**Problem requirements**
Work through the data below and state how many lines contain "JSON", giving that number alone.
/---
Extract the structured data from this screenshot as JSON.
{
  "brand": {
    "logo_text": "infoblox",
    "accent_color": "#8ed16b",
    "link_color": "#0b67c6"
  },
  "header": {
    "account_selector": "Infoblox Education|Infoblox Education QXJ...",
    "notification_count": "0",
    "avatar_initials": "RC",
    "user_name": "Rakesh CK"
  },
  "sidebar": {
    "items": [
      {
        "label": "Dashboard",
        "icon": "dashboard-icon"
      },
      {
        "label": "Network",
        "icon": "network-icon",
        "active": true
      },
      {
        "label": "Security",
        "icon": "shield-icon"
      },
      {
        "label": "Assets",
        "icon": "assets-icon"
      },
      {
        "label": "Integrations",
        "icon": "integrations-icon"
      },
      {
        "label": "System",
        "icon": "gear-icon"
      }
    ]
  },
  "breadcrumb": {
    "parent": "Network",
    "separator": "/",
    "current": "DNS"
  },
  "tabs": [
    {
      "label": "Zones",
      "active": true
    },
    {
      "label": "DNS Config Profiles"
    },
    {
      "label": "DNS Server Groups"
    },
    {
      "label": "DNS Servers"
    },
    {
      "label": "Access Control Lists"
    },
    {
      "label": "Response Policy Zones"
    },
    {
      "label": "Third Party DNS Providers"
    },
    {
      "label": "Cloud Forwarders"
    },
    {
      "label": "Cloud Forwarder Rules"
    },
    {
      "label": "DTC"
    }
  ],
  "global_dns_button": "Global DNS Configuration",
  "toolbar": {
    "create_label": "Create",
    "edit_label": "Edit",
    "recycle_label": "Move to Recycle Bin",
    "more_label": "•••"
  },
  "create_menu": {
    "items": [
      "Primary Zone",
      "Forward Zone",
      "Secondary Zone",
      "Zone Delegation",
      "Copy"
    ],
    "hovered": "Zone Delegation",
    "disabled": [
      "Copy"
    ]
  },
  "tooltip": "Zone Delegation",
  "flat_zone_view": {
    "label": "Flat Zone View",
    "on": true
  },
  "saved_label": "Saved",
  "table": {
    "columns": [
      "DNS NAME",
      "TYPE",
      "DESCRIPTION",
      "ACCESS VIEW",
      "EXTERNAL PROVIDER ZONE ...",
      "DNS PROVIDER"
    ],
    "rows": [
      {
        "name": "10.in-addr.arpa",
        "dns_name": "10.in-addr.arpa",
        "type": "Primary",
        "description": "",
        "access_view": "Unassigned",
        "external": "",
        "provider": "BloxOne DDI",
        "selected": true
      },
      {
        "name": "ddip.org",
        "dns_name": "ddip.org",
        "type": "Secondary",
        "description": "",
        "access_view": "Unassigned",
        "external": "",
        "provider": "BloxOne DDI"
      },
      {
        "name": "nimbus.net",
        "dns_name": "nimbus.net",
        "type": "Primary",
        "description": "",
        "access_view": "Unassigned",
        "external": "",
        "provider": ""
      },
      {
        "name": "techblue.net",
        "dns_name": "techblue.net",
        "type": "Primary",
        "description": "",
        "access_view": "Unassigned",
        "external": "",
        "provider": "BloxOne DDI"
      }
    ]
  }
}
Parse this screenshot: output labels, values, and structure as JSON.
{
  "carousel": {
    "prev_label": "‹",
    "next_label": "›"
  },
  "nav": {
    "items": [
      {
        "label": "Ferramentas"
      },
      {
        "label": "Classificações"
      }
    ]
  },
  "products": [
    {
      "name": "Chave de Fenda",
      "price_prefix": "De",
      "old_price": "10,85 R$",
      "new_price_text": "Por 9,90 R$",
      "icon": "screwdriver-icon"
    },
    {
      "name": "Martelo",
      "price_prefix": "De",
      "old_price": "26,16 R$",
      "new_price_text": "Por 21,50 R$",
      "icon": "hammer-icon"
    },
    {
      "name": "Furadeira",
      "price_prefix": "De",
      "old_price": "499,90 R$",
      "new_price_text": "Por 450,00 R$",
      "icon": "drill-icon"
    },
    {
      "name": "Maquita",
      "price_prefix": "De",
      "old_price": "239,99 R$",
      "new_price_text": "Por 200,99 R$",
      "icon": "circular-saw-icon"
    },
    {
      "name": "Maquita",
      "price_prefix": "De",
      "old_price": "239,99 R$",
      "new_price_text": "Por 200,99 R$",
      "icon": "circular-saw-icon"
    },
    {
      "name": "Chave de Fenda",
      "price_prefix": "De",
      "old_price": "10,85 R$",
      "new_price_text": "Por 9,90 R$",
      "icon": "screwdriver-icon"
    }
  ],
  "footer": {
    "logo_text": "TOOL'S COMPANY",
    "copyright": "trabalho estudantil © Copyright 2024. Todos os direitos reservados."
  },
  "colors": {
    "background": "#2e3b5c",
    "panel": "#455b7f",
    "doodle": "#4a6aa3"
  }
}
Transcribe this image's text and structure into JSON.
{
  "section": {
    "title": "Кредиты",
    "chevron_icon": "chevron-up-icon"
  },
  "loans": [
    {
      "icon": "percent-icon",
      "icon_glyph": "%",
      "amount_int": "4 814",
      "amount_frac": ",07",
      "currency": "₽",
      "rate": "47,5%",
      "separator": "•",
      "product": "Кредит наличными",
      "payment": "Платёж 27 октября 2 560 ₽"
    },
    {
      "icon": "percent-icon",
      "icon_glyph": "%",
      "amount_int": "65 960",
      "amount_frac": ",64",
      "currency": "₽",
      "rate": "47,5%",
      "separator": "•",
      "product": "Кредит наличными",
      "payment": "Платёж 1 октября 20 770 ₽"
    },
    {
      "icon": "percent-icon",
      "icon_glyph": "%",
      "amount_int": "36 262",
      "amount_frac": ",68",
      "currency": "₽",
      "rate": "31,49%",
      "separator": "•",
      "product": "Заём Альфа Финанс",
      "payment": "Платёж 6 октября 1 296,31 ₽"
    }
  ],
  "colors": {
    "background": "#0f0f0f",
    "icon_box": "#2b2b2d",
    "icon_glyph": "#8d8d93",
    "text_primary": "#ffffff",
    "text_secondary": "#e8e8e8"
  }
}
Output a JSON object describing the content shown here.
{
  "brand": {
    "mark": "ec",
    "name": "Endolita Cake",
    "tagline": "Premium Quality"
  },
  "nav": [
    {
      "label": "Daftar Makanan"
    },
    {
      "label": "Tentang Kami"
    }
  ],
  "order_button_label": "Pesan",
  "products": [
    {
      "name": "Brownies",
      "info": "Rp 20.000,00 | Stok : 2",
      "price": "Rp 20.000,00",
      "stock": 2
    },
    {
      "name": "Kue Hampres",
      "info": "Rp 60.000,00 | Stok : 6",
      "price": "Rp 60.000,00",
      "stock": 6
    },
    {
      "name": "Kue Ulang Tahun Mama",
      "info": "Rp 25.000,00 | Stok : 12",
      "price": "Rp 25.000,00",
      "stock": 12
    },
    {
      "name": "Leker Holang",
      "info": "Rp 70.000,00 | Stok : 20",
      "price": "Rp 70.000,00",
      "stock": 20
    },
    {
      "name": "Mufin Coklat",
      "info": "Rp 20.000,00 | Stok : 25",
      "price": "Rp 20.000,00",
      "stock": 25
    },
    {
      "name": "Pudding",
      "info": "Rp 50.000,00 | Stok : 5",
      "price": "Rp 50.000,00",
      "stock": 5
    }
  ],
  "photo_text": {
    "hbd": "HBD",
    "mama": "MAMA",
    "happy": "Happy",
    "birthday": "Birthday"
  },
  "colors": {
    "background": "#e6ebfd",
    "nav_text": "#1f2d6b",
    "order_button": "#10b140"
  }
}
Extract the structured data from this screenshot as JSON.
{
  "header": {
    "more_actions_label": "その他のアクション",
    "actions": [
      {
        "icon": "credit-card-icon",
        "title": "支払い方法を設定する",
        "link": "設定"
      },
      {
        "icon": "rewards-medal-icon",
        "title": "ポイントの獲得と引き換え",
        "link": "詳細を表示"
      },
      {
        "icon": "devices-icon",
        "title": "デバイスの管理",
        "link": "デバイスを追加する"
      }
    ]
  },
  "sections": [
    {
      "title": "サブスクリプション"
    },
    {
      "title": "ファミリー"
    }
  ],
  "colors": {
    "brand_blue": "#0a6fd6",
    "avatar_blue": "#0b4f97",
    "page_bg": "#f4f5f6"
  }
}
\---
**Solution to this exercise**
5